SALT LAKE CITY — There's no shortage of spark in the primary race for Utah's 1st Congressional District, where two Democrats are battling each other for the chance to take on incumbent Rob Bishop this November.
Lee Castillo and Kurt Weiland are not only miles apart geographically — Castillo lives in Layton and Weiland hails from Bountiful — but both have vastly different backgrounds.
Castillo, 40, is a social worker for the Utah State Hospital, working in county jails with inmates to help restore their mental competency.
Weiland, 72, is a retired Army major and paratrooper who owns a consulting business teaching leadership and communication workshops for corporate clients.
Both, however, say the current presidential administration motivated them to run for Congress.
"We as a nation have gone down the rabbit hole. All the old models have been turned on their heads," Weiland said. "I've got to do something."
Castillo said he saw a need for change.
"I felt a calling. I prayed. I felt there was a need for some challenge and a need to give voice to those I already serve."
Both men are affable and engaging, but the race has not been without an ugly side.
The two were in a confrontation at the Davis County Democratic Party Convention on April 14 in which the police were called but no charges arose.
Castillo said Weiland put his hand on his arm during a dispute over a campaign sign. The two traded harsh words and have not completely moved on from the exchange.
For now, however, they are concentrating on the chance to best GOP incumbent Bishop from the seat he has held since 2003.
Both men assert Bishop is out of touch with his constituents and making political moves contrary to the wishes of voters, including supporting the administration's move to shrink Bears Ears and Grand Staircase national monuments.
Castillo, a single Hispanic father of an adopted 17-year-old son, said he is part of the community that feels disenfranchised from Washington politics.
"I am part of that disenfranchised group in Davis County. There are huge pockets of minorities who have felt disenfranchised," he said. "… We have had lots of voter registration events where people are planning to vote for the first time."
His campaign slogan is "Utah is for Everybody."
Weiland said the party asked him to run — like it did two years ago when he challenged Rep. Ray Ward, R-Bountiful, for his seat in the Utah House of Representative.
"It was a good experience.

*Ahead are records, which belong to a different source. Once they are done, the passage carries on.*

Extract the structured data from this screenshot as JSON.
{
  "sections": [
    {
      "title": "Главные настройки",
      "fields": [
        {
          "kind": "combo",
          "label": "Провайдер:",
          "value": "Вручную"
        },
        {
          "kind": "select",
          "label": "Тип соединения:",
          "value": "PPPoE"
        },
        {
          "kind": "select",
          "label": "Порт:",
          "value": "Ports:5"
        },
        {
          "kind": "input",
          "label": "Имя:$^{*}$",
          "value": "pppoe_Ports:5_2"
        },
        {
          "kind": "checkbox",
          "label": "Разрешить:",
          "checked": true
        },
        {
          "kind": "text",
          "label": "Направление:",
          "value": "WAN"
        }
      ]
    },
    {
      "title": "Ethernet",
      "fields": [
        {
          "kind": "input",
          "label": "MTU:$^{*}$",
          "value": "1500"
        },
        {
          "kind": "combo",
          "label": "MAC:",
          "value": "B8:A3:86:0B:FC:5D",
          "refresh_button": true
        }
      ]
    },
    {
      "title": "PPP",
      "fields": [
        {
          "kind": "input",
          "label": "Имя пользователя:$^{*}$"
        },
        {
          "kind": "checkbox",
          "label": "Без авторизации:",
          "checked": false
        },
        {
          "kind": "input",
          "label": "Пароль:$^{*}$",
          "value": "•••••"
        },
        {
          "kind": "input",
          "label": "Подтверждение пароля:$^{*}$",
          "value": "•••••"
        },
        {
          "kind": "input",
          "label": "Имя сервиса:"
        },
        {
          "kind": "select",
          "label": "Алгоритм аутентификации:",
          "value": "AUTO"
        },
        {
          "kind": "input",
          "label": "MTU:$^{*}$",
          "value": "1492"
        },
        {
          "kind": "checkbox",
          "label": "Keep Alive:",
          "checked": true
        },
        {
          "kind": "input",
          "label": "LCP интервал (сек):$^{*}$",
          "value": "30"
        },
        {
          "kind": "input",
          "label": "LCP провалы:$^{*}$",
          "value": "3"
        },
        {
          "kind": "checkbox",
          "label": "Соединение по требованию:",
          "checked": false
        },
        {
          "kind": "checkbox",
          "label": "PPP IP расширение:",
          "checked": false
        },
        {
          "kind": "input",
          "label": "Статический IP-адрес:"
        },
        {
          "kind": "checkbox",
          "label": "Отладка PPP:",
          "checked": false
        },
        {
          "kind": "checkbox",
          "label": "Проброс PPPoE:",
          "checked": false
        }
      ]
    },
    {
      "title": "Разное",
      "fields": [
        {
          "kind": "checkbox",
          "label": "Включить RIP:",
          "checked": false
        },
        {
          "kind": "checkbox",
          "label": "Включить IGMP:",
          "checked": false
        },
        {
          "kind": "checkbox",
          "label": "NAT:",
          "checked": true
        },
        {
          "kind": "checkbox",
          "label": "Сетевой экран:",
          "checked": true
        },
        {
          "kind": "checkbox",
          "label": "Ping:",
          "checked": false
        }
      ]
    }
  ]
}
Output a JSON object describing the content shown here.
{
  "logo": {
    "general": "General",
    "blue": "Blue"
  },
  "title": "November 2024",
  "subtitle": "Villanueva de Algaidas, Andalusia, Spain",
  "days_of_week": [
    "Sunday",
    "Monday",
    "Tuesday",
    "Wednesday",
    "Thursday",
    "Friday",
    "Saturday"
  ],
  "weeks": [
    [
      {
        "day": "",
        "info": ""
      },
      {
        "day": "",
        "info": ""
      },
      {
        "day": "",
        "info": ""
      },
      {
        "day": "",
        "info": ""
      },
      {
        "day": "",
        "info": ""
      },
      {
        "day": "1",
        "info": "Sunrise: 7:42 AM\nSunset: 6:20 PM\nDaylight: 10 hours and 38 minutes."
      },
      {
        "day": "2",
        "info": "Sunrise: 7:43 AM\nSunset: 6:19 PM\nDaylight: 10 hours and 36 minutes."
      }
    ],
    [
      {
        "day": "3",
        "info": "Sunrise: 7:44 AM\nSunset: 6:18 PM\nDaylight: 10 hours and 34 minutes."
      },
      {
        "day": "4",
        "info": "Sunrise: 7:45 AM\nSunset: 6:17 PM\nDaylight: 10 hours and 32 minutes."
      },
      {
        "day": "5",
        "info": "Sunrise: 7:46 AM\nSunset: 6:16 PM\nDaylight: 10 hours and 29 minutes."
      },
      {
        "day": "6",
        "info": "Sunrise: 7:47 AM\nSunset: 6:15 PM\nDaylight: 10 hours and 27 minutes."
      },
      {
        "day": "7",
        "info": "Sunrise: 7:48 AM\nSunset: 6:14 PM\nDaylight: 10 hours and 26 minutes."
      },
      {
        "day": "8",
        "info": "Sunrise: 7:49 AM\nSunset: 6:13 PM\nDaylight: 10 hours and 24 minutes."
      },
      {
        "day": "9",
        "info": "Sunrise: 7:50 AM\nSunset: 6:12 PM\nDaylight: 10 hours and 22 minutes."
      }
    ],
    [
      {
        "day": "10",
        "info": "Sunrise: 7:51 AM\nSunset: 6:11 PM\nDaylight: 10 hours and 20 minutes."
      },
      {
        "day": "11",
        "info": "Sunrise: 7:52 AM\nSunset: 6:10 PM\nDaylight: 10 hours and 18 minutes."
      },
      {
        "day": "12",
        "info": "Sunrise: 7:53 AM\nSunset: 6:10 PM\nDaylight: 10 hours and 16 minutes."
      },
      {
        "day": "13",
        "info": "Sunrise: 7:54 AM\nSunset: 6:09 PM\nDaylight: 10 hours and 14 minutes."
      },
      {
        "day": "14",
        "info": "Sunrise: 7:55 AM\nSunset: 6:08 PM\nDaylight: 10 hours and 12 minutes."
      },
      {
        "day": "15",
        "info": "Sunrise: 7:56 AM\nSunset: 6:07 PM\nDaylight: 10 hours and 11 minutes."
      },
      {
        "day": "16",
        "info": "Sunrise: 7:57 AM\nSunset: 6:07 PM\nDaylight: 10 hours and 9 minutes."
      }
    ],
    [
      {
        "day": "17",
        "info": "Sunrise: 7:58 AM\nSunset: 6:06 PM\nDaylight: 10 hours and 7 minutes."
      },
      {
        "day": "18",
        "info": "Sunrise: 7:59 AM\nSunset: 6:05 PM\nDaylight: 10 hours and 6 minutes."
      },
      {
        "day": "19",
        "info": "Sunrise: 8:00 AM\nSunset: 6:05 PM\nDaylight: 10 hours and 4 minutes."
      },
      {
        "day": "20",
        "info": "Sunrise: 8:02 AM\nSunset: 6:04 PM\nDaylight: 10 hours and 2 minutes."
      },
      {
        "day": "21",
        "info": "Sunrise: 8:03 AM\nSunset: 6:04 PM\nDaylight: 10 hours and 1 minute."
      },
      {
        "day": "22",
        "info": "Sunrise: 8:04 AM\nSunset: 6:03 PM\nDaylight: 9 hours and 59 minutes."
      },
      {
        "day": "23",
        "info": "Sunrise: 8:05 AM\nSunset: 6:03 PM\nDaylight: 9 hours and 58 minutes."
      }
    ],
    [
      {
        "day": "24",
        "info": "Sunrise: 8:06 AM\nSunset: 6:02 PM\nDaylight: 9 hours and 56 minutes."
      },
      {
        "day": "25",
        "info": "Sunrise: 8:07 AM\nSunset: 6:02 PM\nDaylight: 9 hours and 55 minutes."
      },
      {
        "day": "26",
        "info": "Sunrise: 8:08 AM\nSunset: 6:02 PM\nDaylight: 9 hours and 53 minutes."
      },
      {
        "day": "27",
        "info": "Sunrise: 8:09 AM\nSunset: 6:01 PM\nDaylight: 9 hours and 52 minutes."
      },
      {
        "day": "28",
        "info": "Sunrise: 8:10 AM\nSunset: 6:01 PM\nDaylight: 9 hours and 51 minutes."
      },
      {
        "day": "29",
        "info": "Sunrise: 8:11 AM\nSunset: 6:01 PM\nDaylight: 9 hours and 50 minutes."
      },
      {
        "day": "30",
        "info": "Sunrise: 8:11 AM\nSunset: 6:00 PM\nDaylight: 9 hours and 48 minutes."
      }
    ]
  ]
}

We gained more votes for Democrats than ever in the history of the district, but still got crushed like a bug."
Weiland said a cornerstone of his campaign is accessibility.
"I see one of the critical issues of the campaign as access to government," he said. "Those who represent you must listen to you, must spend time with you and get to know you."
Both men favor banning bump stocks that allow guns to fire faster, and Weiland said he is in favor of eliminating large capacity magazines.
Weiland insists gun violence should be solved before it ever gets to that stage. Schools need to hire more counselors so isolated or angry students are identified and receive help, he added.
Although he personally would ban assault weapons, Castillo said his views take a back seat because that is not how Utahns feel.
"My feelings for that get set aside. There are gun manufacturers in my district and that is how they make their money," he said.
He does favor universal background checks and finding a way to establish a system that would flag bulk purchases.
"We need to make it harder for someone who wants to do harm to harm to our community," Castillo said.
Castillo is a political newcomer with a long history of volunteer work, including with the Utah Pride Center, the Volunteers of America Homeless Youth Resource Center, the Road Home and Meals on Wheels.
"It is what wakes me up in the morning. It is what keeps me alive, the ability to serve."
He's also earned the endorsement of a dozen Democratic caucuses, including the Hispanic, disability and progressive.
Weiland and Castillo both support single-payer universal health care.
Castillo stresses immigration reform is a must.
"There has to be a logical, attainable pathway to citizenship," Castillo said.
Both men say they support the medical cannabis initiative but don't favor legalizing recreational use of the drug.
Weiland wants to bring his leadership and communication skills to Congress and vows to have monthly town halls to reach out to residents in the 1st District.16 comments on this story
Castillo says his youth keeps him connected to the community through his service.
"I belive that everybody deserves to be respected and has to have an opportunity to have health care, to thrive, to have access to education, and to be able to function in the community without discrimination and equality as well."
At a May debate in Provo, Castillo said he would make history by becoming the first openly gay Hispanic Utahn to serve in Congress.
The primary is June 26. At the convention, Castillo earned 53 percent of the delegates votes to Weiland's 47 percent.